By now most of you know that we are the manufactures of WEST SYSTEM® Epoxy. But you may not know what is involved in the manufacturing and more specifically, the formulating of WEST SYSTEM. It’s not just slapping some chemicals together and then packaging it up into a pretty box. To date we have performed thousands of tests, generating thousands of test results. Continue reading →
D-ring pads are often attached to flexible surfaces with urethane adhesives to gain load carrying capacity where there otherwise wouldn’t be any. They are used on waterproof fabric cargo bags, heavy tarpaulins and inflatable boats. They are also sometimes used on the decks of canoes and kayaks to hold cargo in place on long trips. D-rings are not typically used on polyethylene canoes and kayaks because the urethane glues are not recommended for use on HDPE (high density polyethylene) plastic.

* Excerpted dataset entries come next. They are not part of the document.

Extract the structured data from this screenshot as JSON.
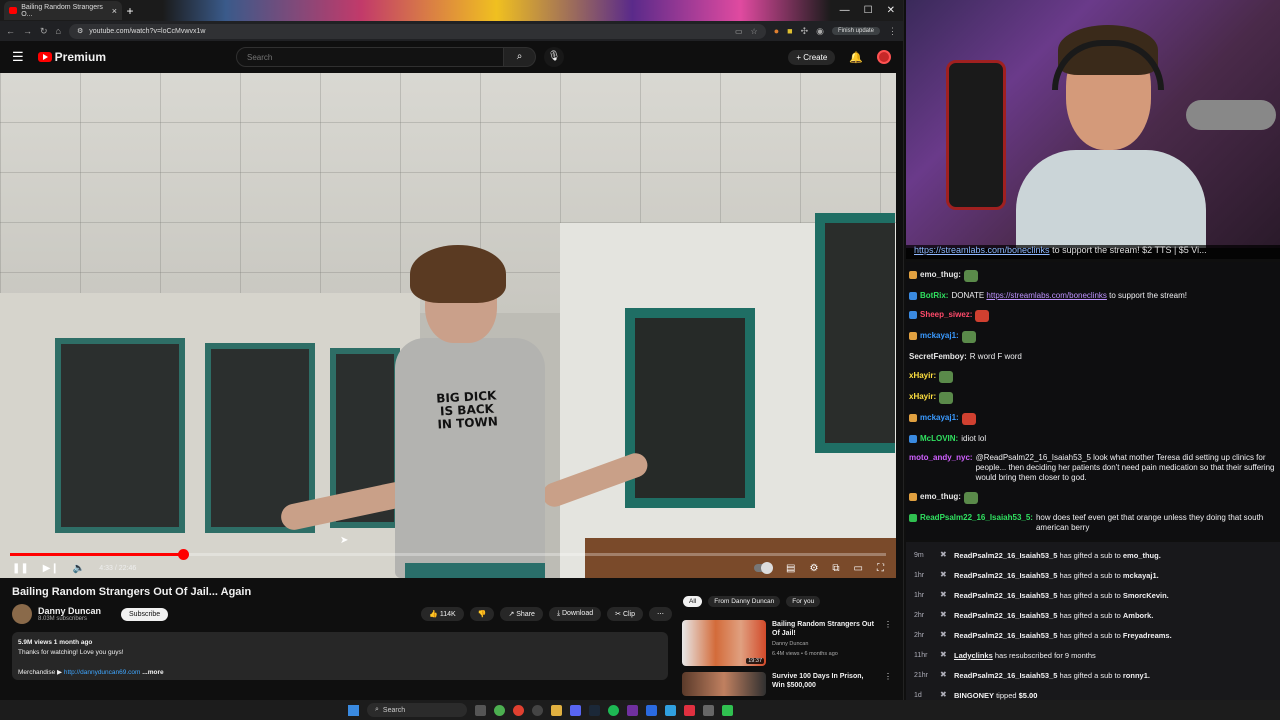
{
  "browser": {
    "tab_title": "Bailing Random Strangers O...",
    "url": "youtube.com/watch?v=loCcMvwvx1w",
    "finish_update": "Finish update"
  },
  "yt": {
    "logo": "Premium",
    "search_placeholder": "Search",
    "create": "Create"
  },
  "video": {
    "shirt_text": "BIG DICK IS BACK IN TOWN",
    "time": "4:33 / 22:46",
    "progress": 0.197,
    "title": "Bailing Random Strangers Out Of Jail... Again",
    "channel": "Danny Duncan",
    "subs": "8.03M subscribers",
    "subscribe": "Subscribe",
    "likes": "114K",
    "share": "Share",
    "download": "Download",
    "clip": "Clip",
    "desc_line1": "5.9M views  1 month ago",
    "desc_line2": "Thanks for watching! Love you guys!",
    "desc_merch": "Merchandise ▶",
    "desc_link": "http://dannyduncan69.com",
    "desc_more": "...more"
  },
  "related": {
    "chips": [
      "All",
      "From Danny Duncan",
      "For you"
    ],
    "items": [
      {
        "title": "Bailing Random Strangers Out Of Jail!",
        "channel": "Danny Duncan",
        "meta": "6.4M views • 6 months ago",
        "duration": "19:37"
      },
      {
        "title": "Survive 100 Days In Prison, Win $500,000",
        "channel": "",
        "meta": "",
        "duration": ""
      }
    ]
  },
  "stream": {
    "ticker_link": "https://streamlabs.com/boneclinks",
    "ticker_text": " to support the stream! $2 TTS | $5 Vi..."
  },
  "chat": [
    {
      "user": "emo_thug:",
      "color": "#e8e8e8",
      "text": "",
      "emote": "green",
      "badge": "orange"
    },
    {
      "user": "BotRix:",
      "color": "#30e060",
      "text": "DONATE ",
      "link": "https://streamlabs.com/boneclinks",
      "after": " to support the stream!",
      "badge": "blue"
    },
    {
      "user": "Sheep_siwez:",
      "color": "#ff4a6a",
      "text": "",
      "emote": "red",
      "badge": "blue"
    },
    {
      "user": "mckayaj1:",
      "color": "#3a9aff",
      "text": "",
      "emote": "green",
      "badge": "orange"
    },
    {
      "user": "SecretFemboy:",
      "color": "#e8e8e8",
      "text": "R word F word",
      "badge": ""
    },
    {
      "user": "xHayir:",
      "color": "#ffe040",
      "text": "",
      "emote": "green",
      "badge": ""
    },
    {
      "user": "xHayir:",
      "color": "#ffe040",
      "text": "",
      "emote": "green",
      "badge": ""
    },
    {
      "user": "mckayaj1:",
      "color": "#3a9aff",
      "text": "",
      "emote": "red",
      "badge": "orange"
    },
    {
      "user": "McLOVIN:",
      "color": "#30e060",
      "text": "idiot lol",
      "badge": "blue"
    },
    {
      "user": "moto_andy_nyc:",
      "color": "#d060ff",
      "text": "@ReadPsalm22_16_Isaiah53_5 look what mother Teresa did setting up clinics for people... then deciding her patients don't need pain medication so that their suffering would bring them closer to god.",
      "badge": ""
    },
    {
      "user": "emo_thug:",
      "color": "#e8e8e8",
      "text": "",
      "emote": "green",
      "badge": "orange"
    },
    {
      "user": "ReadPsalm22_16_Isaiah53_5:",
      "color": "#30e060",
      "text": "how does teef even get that orange unless they doing that south american berry",
      "badge": "green"
    }
  ],
  "feed": [
    {
      "time": "9m",
      "user": "ReadPsalm22_16_Isaiah53_5",
      "mid": " has gifted a sub to ",
      "target": "emo_thug."
    },
    {
      "time": "1hr",
      "user": "ReadPsalm22_16_Isaiah53_5",
      "mid": " has gifted a sub to ",
      "target": "mckayaj1."
    },
    {
      "time": "1hr",
      "user": "ReadPsalm22_16_Isaiah53_5",
      "mid": " has gifted a sub to ",
      "target": "SmorcKevin."
    },
    {
      "time": "2hr",
      "user": "ReadPsalm22_16_Isaiah53_5",
      "mid": " has gifted a sub to ",
      "target": "Ambork."
    },
    {
      "time": "2hr",
      "user": "ReadPsalm22_16_Isaiah53_5",
      "mid": " has gifted a sub to ",
      "target": "Freyadreams."
    },
    {
      "time": "11hr",
      "user": "Ladyclinks",
      "mid": " has resubscribed for 9 months",
      "target": ""
    },
    {
      "time": "21hr",
      "user": "ReadPsalm22_16_Isaiah53_5",
      "mid": " has gifted a sub to ",
      "target": "ronny1."
    },
    {
      "time": "1d",
      "user": "BINGONEY",
      "mid": " tipped ",
      "target": "$5.00"
    }
  ],
  "feed_sub": "https://youtu.be/hqDinxaPUK4?si=M3rS00_DELuCs5d1",
  "taskbar": {
    "search": "Search"
  }
}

We decided to experiment gluing D-ring pads with G/flex 655 to HDPE plastic with that end-use in mind. Continue reading →
WEST SYSTEM 105 Resin-based epoxy is a very versatile system. For years, experienced users have been blending the various products in countless ways. For example, users may blend 205 Fast Hardener and 206 Slow Hardener to make a hardener with a modified cure speed. Different uses of 410 Microlight® Filler provide a further example. Many customers assume that the only use of 410 is to make a fairing compound—it is added to thicken epoxy to a peanut butter consistency to create a light, easily-sanded filler. However, 410 Microlight can be used in other ways. Jon Staudacher in Epoxyworks 22 described how he applied a “runny” mixture of epoxy and 410 to fill the weave on a composite part and reduce the Continue reading →
I get mad at my computer fairly often these days when it takes more than a few seconds to open a file from an obscure site on the other side of the planet. Who has that kind of time to waste? Don’t even ask about photo files. There’s no point in arguing about it—we live in an accelerated world. We hate waiting for anything. Putting the social implications of this aside, a business involved in technical applications and products cannot afford to wait for real time field test results. We need data and we need it yesterday!
The focus of this article on accelerated testing will be how we test the ability of a coating applied in a relatively thin film to resist water transmission. This test is called Moisture Exclusion Effectiveness (MEE). It is based on a method developed by the Continue reading →
The Technical Staff at Gougeon Brothers, Inc. regularly discuss material properties in a variety of applications. For example, it is not uncommon for us to discuss with a customer how to use carbon fiber to stiffen a structure, such as the shaft of a kayak paddle, and then within minutes discuss with another how to bond a dimensionally unstable wood, such as oak, and ensure precautions are taken so that the relative movement of the wood will not cause a failure.
For the kayak paddle, the customer’s concern is that the epoxy will allow the stiff carbon fiber fabric to be as rigid as possible. For bonding the unstable wood, the Continue reading →